**TASK INSTRUCTIONS:**
Locate the string "Total" in the records below. Copy every line where it occurs.

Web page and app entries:
########

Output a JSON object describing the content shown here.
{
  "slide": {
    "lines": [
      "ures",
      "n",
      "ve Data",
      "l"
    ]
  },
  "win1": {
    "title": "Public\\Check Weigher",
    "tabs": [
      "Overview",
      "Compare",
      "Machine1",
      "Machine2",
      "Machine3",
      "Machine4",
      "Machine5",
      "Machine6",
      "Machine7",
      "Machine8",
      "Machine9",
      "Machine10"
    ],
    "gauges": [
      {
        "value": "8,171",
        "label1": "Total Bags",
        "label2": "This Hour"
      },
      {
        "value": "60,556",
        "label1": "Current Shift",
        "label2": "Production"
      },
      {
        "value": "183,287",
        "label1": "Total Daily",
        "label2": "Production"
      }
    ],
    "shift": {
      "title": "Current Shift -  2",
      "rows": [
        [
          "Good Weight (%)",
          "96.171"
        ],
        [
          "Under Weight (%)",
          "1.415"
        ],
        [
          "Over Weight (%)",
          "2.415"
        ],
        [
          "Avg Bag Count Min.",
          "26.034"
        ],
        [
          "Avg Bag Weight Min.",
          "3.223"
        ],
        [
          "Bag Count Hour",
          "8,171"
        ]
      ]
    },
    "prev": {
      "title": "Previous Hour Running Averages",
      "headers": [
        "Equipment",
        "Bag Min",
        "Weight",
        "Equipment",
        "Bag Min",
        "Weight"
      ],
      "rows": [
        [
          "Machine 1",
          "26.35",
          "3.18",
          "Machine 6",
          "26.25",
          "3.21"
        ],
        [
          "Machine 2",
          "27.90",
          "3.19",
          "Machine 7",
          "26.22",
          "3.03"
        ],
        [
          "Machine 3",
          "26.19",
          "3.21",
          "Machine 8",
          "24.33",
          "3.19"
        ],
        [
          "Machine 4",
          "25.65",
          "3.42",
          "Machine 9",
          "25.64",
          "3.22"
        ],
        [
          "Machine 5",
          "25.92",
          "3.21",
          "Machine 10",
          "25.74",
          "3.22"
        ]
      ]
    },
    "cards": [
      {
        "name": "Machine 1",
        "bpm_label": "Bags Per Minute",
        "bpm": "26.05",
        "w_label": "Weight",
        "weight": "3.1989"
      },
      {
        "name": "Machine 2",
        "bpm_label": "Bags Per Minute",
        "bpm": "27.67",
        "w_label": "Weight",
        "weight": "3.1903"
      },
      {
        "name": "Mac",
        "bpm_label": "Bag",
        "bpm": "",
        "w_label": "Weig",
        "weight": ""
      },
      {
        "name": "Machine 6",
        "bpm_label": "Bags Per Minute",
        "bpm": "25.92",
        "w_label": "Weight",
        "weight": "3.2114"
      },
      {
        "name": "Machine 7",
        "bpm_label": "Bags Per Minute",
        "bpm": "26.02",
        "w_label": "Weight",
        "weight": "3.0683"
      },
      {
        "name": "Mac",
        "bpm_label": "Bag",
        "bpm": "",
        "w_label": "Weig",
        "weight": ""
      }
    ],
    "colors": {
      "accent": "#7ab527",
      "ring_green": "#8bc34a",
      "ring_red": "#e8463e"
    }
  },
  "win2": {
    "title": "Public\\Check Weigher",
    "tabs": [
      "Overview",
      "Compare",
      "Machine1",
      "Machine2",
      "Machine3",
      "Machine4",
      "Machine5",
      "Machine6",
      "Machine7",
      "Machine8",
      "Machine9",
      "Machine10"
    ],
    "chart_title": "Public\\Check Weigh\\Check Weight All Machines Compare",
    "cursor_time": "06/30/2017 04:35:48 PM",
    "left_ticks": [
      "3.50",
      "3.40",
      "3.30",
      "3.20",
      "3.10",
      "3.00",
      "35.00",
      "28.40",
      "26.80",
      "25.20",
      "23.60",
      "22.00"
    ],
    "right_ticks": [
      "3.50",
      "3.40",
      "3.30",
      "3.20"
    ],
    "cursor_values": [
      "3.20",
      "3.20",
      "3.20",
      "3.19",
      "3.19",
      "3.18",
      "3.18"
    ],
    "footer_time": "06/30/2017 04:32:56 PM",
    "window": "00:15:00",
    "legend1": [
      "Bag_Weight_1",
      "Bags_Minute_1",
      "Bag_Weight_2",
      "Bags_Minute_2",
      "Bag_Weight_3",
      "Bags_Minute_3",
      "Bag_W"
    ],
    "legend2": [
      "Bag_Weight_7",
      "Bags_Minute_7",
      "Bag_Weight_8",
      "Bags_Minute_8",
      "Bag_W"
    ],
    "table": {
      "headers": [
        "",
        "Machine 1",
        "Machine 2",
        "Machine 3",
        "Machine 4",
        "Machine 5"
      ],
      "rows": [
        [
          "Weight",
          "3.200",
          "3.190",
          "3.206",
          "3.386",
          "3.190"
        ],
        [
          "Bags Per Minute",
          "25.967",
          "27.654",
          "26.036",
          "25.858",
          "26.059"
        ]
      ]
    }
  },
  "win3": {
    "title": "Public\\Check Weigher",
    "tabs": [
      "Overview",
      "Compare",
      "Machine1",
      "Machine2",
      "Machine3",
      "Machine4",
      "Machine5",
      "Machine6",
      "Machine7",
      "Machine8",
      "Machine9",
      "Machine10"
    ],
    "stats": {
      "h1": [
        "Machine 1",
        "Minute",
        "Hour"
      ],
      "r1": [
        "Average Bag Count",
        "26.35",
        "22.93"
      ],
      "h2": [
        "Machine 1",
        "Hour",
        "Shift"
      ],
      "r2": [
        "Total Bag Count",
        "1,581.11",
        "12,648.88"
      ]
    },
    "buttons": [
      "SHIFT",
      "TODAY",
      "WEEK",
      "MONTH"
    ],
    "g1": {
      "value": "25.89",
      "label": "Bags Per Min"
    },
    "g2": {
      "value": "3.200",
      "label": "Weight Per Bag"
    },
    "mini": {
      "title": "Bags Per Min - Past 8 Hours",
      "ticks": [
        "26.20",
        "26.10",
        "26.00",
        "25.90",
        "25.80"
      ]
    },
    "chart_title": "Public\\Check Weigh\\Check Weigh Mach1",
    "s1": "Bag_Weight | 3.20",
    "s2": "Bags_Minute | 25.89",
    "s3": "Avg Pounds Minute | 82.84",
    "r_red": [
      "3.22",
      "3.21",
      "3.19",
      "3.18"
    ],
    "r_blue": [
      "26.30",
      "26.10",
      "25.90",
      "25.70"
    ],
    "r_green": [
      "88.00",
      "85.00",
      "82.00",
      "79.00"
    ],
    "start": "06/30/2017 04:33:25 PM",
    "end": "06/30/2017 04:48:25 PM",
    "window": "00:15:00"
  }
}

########

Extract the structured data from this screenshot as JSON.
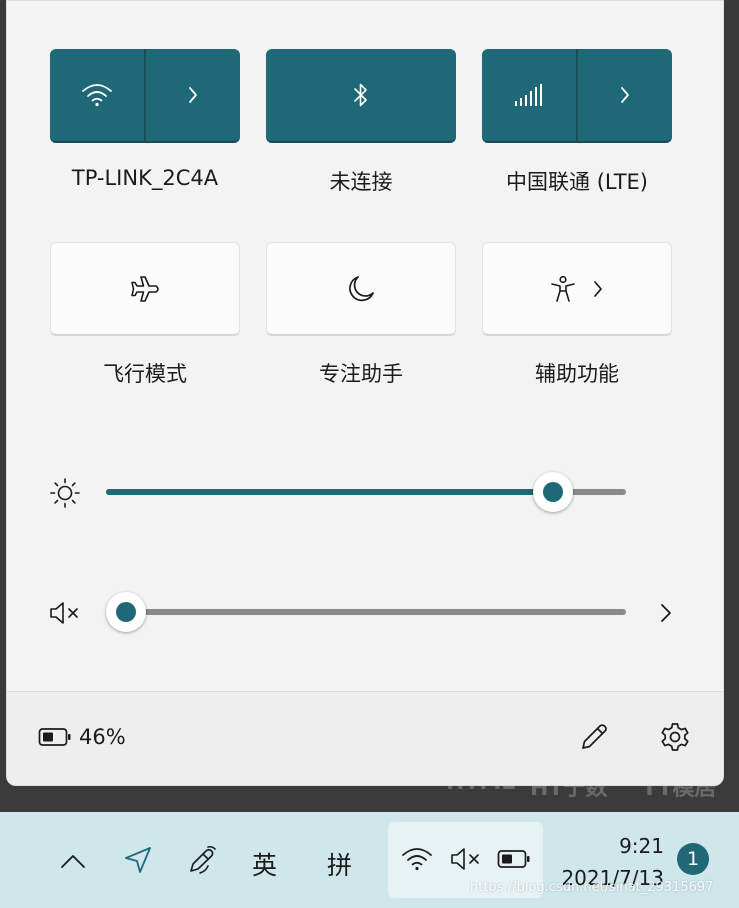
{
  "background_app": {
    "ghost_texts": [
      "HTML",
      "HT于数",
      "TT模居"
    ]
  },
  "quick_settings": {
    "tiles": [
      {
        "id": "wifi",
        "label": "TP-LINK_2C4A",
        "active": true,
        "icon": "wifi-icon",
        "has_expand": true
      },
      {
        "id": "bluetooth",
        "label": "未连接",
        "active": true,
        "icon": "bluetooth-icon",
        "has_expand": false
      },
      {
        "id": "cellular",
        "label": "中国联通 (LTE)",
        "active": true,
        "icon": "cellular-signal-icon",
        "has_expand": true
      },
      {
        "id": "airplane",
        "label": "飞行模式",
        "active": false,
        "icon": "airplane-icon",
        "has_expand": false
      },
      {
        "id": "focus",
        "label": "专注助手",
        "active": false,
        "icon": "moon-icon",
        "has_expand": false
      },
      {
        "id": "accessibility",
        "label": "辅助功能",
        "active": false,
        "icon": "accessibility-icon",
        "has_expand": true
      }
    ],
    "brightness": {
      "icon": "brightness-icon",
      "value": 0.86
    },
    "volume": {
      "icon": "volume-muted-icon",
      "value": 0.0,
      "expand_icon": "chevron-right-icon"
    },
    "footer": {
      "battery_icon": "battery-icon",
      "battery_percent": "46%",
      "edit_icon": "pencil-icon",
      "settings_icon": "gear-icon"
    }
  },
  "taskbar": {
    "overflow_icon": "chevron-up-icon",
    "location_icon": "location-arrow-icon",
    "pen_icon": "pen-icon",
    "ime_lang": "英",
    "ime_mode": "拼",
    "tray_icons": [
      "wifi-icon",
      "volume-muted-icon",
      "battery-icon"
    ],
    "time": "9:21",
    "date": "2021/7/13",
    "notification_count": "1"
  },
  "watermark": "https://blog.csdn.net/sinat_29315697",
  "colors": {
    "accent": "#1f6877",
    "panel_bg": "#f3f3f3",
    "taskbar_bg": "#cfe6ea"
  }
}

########

**RESULT:**
        "label1": "Total Bags",
        "label1": "Total Daily",
        "Total Bag Count",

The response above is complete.